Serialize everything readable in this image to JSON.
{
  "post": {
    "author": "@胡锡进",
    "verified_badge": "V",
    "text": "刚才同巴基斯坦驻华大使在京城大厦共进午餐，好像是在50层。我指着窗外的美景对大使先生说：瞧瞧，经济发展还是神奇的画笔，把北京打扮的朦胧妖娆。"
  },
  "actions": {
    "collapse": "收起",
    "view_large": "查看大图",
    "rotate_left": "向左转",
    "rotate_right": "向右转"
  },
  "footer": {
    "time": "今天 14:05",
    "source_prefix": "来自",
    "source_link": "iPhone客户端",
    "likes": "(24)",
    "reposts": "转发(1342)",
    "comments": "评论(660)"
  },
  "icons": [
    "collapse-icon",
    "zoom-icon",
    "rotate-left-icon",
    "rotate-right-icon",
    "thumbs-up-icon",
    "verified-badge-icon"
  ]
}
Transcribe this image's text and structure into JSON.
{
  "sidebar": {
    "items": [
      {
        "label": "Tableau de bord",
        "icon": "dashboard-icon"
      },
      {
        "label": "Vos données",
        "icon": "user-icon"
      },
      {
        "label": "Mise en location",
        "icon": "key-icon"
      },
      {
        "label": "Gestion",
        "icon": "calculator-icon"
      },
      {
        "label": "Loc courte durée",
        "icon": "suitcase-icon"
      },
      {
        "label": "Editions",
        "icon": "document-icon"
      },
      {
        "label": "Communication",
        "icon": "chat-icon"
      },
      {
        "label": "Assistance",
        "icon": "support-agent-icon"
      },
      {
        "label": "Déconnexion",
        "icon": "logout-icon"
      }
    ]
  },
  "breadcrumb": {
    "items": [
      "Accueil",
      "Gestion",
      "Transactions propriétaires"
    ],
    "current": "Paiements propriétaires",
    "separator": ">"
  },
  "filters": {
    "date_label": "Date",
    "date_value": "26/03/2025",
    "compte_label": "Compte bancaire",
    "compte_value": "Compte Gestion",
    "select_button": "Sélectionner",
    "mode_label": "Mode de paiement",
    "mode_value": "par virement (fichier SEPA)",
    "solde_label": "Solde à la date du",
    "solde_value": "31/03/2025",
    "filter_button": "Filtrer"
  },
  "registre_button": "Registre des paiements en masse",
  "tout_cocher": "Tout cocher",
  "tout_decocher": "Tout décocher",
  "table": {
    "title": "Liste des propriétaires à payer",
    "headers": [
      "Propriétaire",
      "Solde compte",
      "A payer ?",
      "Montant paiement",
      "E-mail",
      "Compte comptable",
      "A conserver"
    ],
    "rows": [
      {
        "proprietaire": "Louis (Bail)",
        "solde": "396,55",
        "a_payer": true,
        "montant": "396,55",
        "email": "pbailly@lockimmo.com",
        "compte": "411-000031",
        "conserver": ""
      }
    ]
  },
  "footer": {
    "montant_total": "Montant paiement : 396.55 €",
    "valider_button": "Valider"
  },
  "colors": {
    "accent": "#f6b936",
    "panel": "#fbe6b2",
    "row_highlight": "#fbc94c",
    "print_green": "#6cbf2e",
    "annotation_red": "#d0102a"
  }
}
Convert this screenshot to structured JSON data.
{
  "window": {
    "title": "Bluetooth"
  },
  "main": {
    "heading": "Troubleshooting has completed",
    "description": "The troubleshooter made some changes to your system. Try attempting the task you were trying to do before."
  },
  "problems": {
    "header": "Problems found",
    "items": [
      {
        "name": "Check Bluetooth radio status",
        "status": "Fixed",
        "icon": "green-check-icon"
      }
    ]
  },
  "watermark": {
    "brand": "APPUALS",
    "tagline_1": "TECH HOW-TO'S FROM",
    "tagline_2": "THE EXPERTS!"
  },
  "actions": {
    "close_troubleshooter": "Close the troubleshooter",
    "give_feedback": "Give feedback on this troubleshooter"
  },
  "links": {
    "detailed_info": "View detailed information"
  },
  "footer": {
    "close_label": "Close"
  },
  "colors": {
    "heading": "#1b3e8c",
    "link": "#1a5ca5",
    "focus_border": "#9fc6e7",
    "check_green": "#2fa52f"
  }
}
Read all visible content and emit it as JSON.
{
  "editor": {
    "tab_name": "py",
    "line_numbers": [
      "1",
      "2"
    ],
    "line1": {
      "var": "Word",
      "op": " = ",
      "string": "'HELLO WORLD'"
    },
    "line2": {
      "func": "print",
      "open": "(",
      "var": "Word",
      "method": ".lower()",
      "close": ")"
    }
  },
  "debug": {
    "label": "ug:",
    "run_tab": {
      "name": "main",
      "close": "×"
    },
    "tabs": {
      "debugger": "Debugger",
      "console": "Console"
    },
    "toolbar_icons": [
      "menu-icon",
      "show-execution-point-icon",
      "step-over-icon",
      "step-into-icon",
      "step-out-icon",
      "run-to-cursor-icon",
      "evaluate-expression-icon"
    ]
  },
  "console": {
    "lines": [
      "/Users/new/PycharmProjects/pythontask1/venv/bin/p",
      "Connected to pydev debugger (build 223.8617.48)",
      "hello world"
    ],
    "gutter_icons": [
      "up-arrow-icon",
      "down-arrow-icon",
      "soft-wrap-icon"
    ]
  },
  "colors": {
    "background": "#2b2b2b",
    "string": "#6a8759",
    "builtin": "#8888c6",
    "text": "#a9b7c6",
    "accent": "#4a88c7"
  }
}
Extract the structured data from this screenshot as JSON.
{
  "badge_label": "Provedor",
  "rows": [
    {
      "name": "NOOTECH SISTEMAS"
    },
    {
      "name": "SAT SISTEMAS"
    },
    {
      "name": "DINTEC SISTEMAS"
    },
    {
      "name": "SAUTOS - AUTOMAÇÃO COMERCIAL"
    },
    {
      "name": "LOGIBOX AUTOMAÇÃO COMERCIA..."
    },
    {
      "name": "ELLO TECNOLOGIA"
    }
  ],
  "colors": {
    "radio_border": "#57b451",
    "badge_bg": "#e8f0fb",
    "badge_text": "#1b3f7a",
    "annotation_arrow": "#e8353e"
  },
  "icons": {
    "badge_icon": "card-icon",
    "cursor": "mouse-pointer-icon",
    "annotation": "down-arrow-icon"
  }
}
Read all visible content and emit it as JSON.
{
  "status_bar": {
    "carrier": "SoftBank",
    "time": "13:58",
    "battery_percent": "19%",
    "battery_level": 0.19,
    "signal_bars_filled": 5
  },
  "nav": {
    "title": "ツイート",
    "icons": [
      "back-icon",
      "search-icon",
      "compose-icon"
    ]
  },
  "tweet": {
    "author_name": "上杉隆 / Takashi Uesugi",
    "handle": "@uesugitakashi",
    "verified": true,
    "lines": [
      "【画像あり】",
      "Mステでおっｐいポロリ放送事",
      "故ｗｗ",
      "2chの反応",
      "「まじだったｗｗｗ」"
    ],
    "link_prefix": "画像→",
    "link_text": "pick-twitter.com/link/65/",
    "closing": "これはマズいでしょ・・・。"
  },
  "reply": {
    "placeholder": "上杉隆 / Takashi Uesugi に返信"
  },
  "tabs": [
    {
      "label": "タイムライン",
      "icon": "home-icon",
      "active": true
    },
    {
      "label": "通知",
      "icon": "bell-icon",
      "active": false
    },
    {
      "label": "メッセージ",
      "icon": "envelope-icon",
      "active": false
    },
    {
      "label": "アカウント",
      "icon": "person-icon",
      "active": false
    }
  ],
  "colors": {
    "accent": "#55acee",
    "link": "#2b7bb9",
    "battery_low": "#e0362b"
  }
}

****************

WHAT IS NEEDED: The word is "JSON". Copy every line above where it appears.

OUTPUT FOR THIS TASK:
Serialize everything readable in this image to JSON.
Transcribe this image's text and structure into JSON.
Convert this screenshot to structured JSON data.
Read all visible content and emit it as JSON.
Extract the structured data from this screenshot as JSON.
Read all visible content and emit it as JSON.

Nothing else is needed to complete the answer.